**ASSIGNED TASK:**
The response must be made up of the lines in the entries below that contain "true".

▬▬▬▬▬▬▬▬▬▬

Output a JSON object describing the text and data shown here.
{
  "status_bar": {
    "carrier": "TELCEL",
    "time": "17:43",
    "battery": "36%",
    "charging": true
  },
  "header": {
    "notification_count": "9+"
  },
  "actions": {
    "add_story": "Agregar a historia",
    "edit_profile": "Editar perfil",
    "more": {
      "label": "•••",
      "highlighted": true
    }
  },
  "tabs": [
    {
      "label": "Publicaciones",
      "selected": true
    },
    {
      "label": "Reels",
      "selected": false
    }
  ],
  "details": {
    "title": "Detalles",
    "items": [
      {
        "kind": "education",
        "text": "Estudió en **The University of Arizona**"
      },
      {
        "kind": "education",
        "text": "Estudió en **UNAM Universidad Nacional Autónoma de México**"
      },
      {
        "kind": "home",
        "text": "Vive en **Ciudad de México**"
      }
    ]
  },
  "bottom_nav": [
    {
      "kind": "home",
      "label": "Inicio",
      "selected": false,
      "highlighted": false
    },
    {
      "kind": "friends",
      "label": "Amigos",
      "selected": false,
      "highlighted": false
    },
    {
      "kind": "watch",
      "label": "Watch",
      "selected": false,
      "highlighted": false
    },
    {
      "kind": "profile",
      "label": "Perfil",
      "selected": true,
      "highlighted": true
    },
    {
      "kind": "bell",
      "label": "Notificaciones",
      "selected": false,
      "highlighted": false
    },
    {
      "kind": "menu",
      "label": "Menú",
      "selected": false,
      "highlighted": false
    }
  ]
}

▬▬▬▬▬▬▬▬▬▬

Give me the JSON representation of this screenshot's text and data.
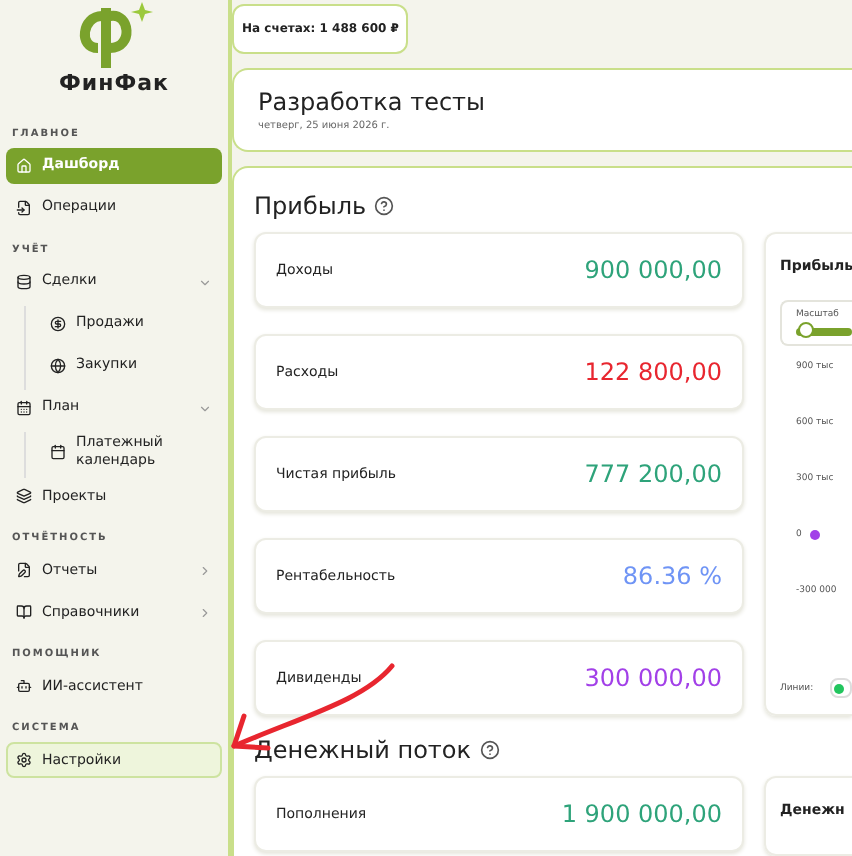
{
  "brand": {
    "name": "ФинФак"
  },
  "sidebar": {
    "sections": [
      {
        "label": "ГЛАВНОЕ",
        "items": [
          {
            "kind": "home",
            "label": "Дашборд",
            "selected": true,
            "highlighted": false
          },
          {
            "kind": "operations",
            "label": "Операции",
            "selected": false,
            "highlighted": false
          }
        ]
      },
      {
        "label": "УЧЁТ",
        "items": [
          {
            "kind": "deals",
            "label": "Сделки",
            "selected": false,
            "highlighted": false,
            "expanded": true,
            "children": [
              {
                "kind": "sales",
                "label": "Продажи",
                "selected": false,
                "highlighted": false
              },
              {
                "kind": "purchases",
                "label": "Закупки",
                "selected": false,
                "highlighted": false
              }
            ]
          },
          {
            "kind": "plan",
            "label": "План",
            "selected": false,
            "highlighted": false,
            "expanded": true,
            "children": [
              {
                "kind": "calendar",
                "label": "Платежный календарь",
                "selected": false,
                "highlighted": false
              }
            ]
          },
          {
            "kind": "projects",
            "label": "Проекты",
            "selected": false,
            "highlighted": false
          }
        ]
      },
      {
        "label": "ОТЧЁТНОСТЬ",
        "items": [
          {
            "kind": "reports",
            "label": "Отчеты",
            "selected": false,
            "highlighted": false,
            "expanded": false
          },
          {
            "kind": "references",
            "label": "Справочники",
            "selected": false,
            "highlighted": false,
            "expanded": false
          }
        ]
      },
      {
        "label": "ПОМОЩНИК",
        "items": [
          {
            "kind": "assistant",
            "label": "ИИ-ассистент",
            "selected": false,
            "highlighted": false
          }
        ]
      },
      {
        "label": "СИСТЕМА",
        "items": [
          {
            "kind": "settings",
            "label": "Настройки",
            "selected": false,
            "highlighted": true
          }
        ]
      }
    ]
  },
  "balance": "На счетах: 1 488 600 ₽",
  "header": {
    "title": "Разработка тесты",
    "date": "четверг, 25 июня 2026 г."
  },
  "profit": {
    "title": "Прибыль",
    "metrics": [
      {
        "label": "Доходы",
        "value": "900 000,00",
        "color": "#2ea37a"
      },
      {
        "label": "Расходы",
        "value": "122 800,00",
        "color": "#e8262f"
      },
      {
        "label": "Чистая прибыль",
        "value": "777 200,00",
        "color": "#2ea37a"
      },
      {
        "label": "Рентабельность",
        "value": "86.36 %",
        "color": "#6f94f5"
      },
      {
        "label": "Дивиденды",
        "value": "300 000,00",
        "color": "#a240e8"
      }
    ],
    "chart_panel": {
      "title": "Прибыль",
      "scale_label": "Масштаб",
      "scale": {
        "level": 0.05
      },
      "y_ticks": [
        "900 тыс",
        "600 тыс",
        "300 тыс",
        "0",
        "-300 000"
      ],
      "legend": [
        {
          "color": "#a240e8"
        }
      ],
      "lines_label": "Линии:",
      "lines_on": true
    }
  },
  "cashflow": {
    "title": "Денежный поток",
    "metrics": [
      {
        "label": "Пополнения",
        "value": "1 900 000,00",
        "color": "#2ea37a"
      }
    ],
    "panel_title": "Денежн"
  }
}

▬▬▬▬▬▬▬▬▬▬

**TASK OUTPUT:**
    "charging": true
      "highlighted": true
      "selected": true
      "selected": true,
      "highlighted": true
            "selected": true,
            "expanded": true,
            "expanded": true,
            "highlighted": true
      "lines_on": true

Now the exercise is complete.